═══ Given data ═══

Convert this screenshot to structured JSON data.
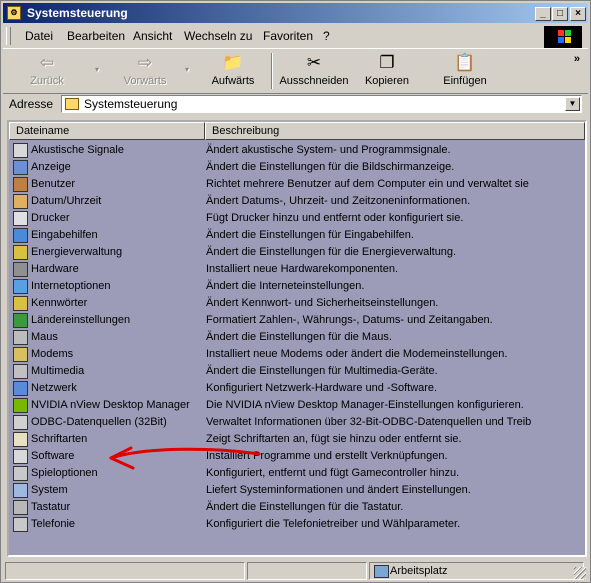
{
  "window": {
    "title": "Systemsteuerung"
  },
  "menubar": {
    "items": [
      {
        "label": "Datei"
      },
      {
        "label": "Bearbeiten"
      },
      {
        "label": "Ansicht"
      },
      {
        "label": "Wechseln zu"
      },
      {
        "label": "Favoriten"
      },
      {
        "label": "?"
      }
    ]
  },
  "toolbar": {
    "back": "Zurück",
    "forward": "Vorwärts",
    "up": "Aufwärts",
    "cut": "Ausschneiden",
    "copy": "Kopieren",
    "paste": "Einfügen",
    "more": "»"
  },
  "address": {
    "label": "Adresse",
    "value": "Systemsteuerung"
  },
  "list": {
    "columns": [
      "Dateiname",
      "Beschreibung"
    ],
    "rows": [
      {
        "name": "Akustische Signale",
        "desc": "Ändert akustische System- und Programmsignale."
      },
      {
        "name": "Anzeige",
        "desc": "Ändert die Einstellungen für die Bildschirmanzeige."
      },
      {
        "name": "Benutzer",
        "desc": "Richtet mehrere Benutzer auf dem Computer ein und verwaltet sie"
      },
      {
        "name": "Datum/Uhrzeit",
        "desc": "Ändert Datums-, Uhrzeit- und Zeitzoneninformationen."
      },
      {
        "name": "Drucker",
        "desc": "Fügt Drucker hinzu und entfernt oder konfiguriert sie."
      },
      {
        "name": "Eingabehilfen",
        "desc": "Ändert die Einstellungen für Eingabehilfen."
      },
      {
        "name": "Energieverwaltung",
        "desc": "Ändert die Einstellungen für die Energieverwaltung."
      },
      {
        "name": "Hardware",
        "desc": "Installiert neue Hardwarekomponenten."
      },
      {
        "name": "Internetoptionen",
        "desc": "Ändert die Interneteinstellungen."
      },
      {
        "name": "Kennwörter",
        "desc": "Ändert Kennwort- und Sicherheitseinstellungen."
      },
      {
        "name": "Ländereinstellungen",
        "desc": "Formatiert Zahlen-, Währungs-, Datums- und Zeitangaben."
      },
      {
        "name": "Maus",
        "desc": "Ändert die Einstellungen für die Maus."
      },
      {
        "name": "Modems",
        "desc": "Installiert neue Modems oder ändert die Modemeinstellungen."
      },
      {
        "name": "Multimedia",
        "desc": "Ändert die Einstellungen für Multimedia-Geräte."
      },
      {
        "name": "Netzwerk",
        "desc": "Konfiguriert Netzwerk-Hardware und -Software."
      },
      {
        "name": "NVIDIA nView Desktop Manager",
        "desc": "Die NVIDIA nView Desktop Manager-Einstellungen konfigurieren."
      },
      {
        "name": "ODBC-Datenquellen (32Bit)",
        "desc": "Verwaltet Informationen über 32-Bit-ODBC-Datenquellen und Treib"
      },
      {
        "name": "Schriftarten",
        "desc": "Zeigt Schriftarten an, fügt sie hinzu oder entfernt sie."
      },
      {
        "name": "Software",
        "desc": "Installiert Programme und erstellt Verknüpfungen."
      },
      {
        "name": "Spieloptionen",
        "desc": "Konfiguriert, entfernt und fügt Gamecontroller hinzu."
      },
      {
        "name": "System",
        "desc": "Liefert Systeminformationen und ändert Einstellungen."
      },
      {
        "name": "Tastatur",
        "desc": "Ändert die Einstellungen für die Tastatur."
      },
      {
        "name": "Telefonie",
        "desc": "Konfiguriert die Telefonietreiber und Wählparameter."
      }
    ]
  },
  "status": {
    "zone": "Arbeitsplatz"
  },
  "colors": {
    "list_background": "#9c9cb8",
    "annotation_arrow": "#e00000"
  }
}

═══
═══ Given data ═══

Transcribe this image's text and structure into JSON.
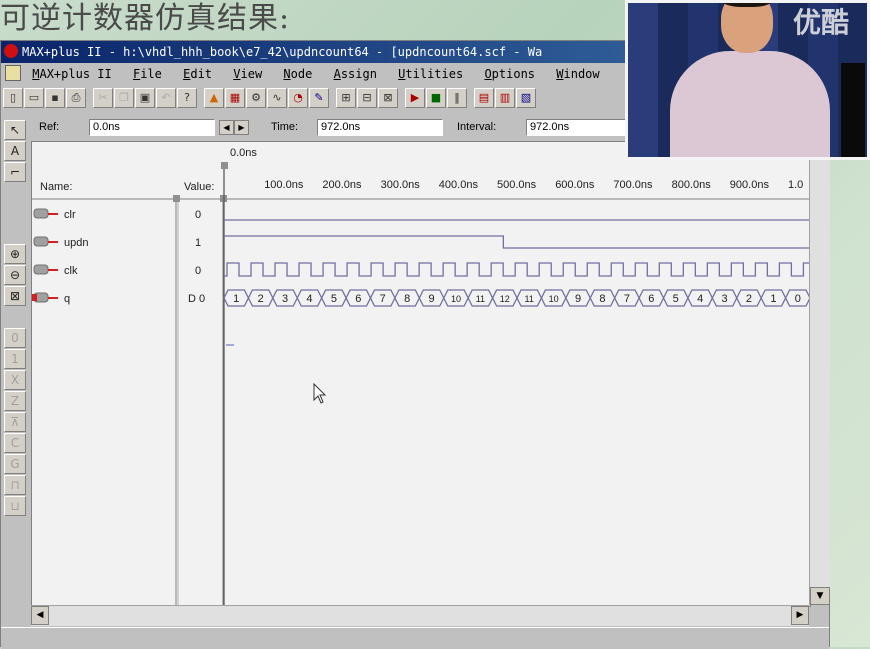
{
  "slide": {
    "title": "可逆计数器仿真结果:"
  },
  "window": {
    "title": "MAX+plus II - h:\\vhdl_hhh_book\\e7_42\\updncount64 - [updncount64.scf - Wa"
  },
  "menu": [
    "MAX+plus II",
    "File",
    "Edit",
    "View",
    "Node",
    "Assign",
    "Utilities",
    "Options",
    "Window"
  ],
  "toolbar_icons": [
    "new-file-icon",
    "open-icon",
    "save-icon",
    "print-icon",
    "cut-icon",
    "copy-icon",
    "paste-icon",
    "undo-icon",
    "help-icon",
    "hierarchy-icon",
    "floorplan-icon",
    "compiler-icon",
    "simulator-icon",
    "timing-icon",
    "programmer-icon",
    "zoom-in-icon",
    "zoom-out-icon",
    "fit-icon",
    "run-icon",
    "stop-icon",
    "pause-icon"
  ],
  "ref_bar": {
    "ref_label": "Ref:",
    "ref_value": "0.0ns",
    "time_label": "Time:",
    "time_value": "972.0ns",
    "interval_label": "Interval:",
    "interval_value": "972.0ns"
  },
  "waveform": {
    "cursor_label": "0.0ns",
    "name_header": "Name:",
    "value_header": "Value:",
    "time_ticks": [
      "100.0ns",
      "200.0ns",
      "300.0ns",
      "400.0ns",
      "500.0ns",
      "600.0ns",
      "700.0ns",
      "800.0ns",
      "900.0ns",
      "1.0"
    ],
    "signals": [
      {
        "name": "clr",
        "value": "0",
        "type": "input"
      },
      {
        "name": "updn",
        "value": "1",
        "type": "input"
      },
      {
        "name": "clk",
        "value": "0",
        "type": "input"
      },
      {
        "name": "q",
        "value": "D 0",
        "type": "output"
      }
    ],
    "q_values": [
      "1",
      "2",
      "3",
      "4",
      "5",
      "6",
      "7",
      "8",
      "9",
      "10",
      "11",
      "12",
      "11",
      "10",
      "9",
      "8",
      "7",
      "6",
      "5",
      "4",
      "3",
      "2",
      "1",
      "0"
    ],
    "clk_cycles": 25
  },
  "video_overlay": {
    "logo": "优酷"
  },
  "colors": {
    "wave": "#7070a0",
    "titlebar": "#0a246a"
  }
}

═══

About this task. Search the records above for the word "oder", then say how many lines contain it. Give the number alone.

Answer for this exercise. 3